This provocation piece intends to propose a metadata infrastructure for Redistributed Manufacturing on top of which we could imagine new protocols and institutions for standards, regulation
A new paper titled: "Digital economy and the rise of open cooperativism: the case of the Enspiral Network" has been published in Transfer
There is a cool new story in town: the 'maker revolution'. Driven by rapidly shifting technological capabilities and the DIY aspirations of the YouTube generation, we see 3D printing and wiki- or
STYLE is supposedly for ever. But the garments needed to conjure up eternal chic are spending less time on shop racks and in homes than ever before.
We are happy to announce that we have kicked off the first REMODEL test run with Danish manufacturing company Th195188rmer Tools' 3D print-unit TwentySeven. The test run with help us uncover the necessary steps for manufacturing companies to be able to develop new business models based on open source principles.

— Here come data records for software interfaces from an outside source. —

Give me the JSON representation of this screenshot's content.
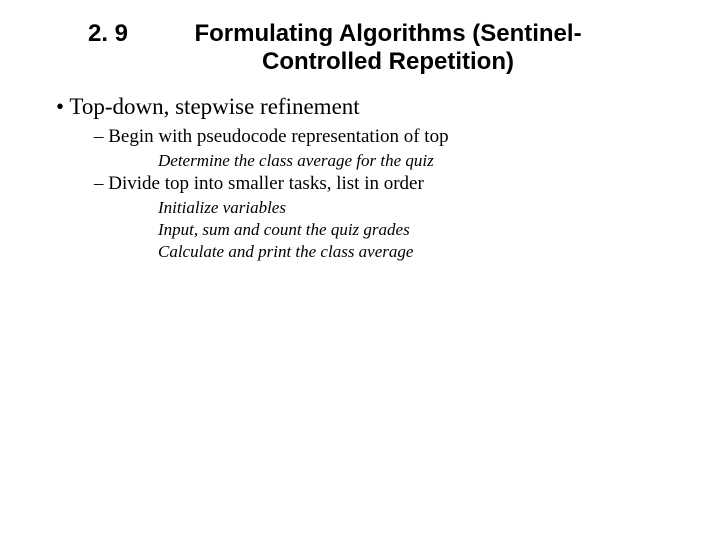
{
  "heading": {
    "number": "2. 9",
    "title": "Formulating Algorithms (Sentinel-Controlled Repetition)"
  },
  "content": {
    "bullet1": "Top-down, stepwise refinement",
    "sub1": {
      "label": "Begin with pseudocode representation of top",
      "italic": "Determine the class average for the quiz"
    },
    "sub2": {
      "label": "Divide top into smaller tasks, list in order",
      "italics": [
        "Initialize variables",
        "Input, sum and count the quiz grades",
        "Calculate and print the class average"
      ]
    }
  }
}
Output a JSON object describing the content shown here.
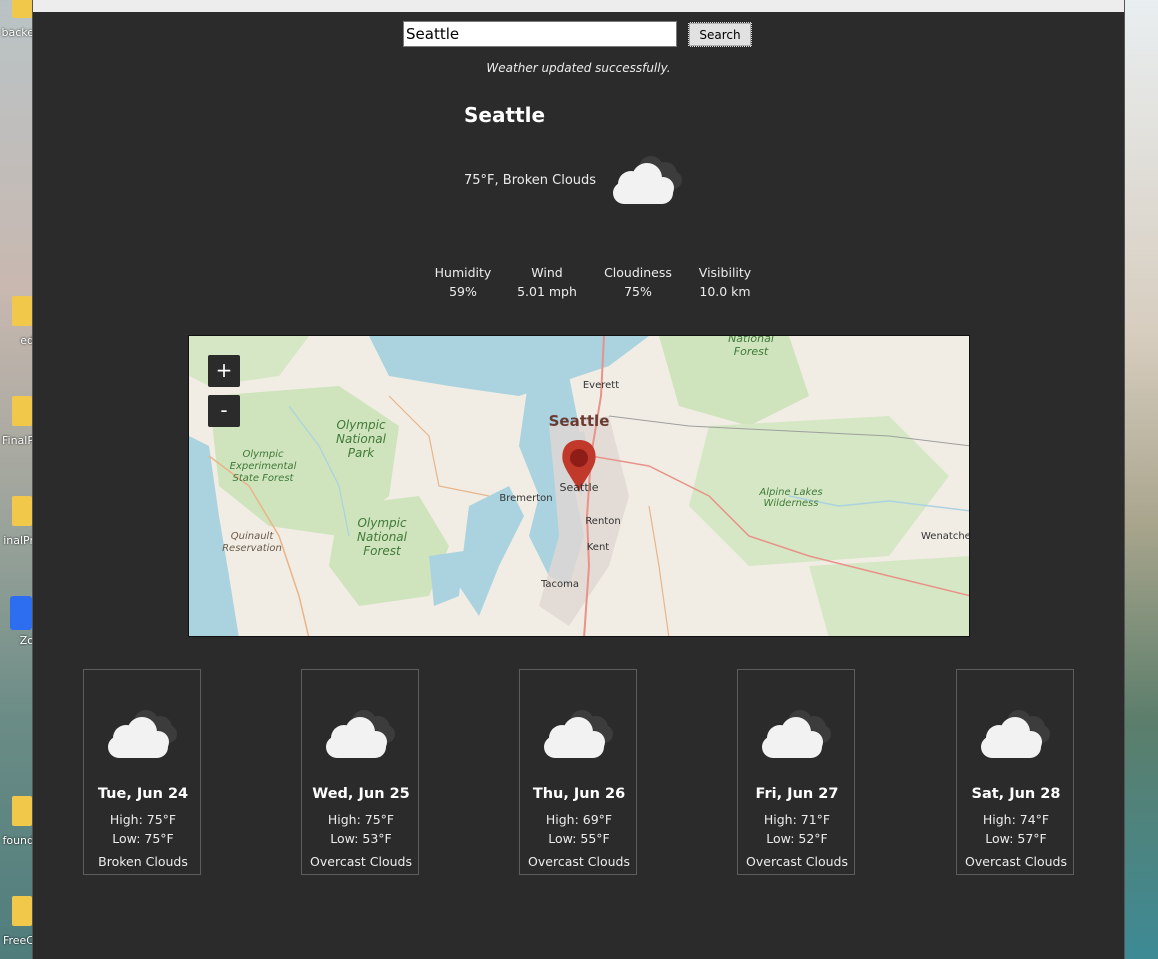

A 3D printing experiment demonstrates how both success and tragedy in the industry.